Your task -
Among the entries below, find the lines with the word "this" and return them.

Task data -
= = = =

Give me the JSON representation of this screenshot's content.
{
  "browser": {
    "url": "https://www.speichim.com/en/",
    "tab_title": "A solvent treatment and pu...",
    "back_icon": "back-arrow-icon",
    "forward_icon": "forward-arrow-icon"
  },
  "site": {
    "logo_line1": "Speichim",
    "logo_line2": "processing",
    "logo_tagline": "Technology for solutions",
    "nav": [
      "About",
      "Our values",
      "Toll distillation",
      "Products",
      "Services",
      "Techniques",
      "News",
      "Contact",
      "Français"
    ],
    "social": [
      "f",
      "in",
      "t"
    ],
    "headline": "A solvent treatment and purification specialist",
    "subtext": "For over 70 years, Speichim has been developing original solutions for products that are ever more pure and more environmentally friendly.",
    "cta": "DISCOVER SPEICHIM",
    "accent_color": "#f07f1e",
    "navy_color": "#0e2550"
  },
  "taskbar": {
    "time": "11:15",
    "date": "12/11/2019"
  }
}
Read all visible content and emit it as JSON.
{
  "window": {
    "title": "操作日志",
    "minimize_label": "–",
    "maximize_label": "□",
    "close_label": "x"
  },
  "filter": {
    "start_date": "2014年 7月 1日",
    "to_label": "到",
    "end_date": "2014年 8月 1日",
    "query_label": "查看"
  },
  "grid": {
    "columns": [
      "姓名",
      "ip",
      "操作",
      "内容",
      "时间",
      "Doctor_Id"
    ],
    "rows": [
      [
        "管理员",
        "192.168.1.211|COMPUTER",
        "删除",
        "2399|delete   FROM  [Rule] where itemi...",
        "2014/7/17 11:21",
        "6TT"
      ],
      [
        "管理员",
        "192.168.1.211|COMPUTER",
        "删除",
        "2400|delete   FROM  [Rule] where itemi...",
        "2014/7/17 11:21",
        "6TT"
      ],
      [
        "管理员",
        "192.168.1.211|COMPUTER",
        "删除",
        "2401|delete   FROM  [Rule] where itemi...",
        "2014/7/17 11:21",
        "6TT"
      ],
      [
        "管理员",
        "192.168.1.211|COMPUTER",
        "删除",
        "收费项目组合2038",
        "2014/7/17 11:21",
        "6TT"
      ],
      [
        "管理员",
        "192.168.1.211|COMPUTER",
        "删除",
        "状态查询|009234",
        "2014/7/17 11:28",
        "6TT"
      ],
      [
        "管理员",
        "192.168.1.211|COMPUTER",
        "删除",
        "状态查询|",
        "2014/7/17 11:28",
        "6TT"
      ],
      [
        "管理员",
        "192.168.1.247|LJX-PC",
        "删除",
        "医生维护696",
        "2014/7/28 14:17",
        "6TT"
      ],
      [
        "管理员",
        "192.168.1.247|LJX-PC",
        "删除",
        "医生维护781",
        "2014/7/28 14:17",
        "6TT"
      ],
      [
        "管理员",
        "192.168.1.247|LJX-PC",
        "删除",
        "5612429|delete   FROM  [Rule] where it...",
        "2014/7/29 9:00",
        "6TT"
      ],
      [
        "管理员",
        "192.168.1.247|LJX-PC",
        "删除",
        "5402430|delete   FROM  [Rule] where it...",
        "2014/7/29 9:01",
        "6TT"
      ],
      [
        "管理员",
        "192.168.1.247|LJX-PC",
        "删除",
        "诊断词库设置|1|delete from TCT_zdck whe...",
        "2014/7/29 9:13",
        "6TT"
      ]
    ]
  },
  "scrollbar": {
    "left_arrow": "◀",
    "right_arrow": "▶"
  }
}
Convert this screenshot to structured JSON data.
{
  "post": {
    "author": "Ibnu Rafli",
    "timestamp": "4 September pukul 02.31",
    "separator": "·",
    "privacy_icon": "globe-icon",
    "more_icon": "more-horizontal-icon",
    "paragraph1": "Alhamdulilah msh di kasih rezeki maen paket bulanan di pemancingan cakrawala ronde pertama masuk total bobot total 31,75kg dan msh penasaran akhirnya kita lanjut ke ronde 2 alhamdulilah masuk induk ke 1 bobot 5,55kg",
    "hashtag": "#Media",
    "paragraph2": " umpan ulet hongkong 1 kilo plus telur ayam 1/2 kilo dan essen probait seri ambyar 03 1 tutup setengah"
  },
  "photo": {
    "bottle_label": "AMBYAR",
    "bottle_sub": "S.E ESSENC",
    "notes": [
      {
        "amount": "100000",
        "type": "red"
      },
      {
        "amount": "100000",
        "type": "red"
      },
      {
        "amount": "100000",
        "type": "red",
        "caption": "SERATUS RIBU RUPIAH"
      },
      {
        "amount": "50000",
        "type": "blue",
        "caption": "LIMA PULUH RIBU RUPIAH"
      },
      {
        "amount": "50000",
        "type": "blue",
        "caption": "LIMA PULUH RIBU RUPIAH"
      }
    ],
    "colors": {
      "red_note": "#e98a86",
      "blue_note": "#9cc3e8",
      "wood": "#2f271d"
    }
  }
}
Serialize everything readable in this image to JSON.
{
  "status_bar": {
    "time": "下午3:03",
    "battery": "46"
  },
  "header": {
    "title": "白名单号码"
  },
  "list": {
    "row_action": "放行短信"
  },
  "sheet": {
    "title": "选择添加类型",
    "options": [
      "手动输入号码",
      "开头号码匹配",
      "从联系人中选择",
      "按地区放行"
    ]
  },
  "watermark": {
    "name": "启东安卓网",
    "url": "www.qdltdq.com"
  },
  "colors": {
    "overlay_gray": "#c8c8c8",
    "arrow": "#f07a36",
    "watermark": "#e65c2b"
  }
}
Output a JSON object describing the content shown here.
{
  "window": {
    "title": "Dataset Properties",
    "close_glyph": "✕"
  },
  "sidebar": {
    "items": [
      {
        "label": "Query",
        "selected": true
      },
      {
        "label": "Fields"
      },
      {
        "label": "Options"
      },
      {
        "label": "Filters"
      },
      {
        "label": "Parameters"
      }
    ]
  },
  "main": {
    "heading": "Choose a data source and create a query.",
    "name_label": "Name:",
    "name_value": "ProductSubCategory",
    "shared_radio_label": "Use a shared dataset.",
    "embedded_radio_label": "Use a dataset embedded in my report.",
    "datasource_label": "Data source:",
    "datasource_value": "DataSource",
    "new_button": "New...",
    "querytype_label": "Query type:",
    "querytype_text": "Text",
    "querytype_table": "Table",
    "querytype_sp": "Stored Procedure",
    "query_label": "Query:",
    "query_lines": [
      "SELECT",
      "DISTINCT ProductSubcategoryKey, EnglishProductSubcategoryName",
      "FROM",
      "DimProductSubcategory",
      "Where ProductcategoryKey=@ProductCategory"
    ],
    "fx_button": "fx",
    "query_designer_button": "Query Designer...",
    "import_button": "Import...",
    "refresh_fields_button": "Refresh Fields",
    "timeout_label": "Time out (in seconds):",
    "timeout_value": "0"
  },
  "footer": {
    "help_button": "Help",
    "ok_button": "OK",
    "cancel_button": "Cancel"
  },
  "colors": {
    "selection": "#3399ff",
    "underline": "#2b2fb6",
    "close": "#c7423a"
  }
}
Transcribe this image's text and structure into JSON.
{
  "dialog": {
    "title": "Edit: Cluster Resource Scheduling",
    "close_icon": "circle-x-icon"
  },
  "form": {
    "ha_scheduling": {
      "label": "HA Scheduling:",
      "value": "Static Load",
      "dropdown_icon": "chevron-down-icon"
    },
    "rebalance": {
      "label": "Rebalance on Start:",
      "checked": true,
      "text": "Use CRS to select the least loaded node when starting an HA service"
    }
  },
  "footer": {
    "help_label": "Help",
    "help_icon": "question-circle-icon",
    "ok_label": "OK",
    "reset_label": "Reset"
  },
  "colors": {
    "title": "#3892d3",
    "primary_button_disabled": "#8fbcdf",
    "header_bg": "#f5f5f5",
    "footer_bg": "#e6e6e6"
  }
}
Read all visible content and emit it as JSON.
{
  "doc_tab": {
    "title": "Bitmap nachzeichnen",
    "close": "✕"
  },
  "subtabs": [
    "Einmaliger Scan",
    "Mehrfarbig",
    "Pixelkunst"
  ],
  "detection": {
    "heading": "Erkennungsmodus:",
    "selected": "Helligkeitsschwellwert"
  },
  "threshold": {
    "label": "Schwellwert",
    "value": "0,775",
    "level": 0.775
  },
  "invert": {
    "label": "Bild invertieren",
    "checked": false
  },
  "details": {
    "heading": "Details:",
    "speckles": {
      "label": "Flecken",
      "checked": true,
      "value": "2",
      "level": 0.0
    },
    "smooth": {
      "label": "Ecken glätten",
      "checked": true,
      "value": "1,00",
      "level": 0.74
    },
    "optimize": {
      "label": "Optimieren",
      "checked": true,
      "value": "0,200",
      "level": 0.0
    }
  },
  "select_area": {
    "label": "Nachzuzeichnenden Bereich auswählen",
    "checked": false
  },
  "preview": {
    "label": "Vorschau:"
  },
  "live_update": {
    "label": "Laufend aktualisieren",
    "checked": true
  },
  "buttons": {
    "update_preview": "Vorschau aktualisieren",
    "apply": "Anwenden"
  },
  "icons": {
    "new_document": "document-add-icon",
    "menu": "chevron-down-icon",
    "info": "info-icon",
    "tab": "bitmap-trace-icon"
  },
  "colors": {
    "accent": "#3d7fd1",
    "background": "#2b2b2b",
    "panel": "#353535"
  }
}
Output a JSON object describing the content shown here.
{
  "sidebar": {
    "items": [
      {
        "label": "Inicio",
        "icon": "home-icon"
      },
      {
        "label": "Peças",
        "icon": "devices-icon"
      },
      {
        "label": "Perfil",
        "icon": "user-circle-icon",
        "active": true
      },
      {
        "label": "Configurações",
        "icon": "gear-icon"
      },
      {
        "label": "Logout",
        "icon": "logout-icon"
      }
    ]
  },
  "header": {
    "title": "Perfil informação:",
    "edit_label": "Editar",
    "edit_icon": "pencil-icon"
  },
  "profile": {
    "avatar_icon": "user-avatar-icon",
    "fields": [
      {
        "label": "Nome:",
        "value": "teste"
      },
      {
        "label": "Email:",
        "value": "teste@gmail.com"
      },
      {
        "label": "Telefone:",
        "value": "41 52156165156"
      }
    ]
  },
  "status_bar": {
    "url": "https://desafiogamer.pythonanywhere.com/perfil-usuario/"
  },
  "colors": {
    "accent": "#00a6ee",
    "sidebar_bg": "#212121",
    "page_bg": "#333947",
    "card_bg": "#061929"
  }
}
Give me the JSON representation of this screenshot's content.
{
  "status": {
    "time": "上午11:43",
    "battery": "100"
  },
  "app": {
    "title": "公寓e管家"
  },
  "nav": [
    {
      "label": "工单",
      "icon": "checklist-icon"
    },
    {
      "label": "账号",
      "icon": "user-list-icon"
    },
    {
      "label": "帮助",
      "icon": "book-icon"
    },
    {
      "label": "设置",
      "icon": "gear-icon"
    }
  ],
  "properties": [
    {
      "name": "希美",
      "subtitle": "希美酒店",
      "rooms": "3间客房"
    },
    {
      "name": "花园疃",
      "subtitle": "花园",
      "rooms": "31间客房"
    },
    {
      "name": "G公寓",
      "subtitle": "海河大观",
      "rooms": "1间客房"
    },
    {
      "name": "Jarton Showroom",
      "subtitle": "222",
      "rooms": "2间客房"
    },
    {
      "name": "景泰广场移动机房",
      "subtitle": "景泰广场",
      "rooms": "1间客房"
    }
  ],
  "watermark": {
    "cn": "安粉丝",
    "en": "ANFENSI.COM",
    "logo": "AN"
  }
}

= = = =

Response -
Give me the JSON representation of this screenshot's content.
Convert this screenshot to structured JSON data.
Serialize everything readable in this image to JSON.
Transcribe this image's text and structure into JSON.
Give me the JSON representation of this screenshot's content.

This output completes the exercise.